===== Material for this exercise

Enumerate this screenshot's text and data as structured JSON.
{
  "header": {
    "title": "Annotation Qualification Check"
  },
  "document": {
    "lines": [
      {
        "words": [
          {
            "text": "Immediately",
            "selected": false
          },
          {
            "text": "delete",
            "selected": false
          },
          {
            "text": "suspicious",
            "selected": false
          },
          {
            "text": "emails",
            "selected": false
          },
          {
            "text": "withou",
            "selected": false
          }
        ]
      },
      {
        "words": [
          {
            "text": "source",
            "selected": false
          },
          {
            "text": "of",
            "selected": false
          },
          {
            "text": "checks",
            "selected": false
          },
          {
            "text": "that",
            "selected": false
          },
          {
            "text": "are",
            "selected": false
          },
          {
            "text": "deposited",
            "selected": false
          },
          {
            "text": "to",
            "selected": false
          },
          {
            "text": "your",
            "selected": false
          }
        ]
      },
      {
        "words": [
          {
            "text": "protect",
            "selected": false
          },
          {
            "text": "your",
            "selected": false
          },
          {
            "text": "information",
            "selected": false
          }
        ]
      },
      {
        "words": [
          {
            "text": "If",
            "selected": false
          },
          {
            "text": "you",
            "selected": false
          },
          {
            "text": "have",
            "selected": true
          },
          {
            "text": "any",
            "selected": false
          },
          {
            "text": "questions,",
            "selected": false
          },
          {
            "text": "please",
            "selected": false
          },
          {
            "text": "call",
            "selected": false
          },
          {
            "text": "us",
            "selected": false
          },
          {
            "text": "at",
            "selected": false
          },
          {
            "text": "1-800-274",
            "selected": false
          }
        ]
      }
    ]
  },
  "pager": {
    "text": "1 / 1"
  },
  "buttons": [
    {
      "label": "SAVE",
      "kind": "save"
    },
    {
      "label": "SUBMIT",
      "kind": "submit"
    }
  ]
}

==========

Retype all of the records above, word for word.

Answer space:
Enumerate this screenshot's text and data as structured JSON.
{
  "header": {
    "title": "Annotation Qualification Check"
  },
  "document": {
    "lines": [
      {
        "words": [
          {
            "text": "Immediately",
            "selected": false
          },
          {
            "text": "delete",
            "selected": false
          },
          {
            "text": "suspicious",
            "selected": false
          },
          {
            "text": "emails",
            "selected": false
          },
          {
            "text": "withou",
            "selected": false
          }
        ]
      },
      {
        "words": [
          {
            "text": "source",
            "selected": false
          },
          {
            "text": "of",
            "selected": false
          },
          {
            "text": "checks",
            "selected": false
          },
          {
            "text": "that",
            "selected": false
          },
          {
            "text": "are",
            "selected": false
          },
          {
            "text": "deposited",
            "selected": false
          },
          {
            "text": "to",
            "selected": false
          },
          {
            "text": "your",
            "selected": false
          }
        ]
      },
      {
        "words": [
          {
            "text": "protect",
            "selected": false
          },
          {
            "text": "your",
            "selected": false
          },
          {
            "text": "information",
            "selected": false
          }
        ]
      },
      {
        "words": [
          {
            "text": "If",
            "selected": false
          },
          {
            "text": "you",
            "selected": false
          },
          {
            "text": "have",
            "selected": true
          },
          {
            "text": "any",
            "selected": false
          },
          {
            "text": "questions,",
            "selected": false
          },
          {
            "text": "please",
            "selected": false
          },
          {
            "text": "call",
            "selected": false
          },
          {
            "text": "us",
            "selected": false
          },
          {
            "text": "at",
            "selected": false
          },
          {
            "text": "1-800-274",
            "selected": false
          }
        ]
      }
    ]
  },
  "pager": {
    "text": "1 / 1"
  },
  "buttons": [
    {
      "label": "SAVE",
      "kind": "save"
    },
    {
      "label": "SUBMIT",
      "kind": "submit"
    }
  ]
}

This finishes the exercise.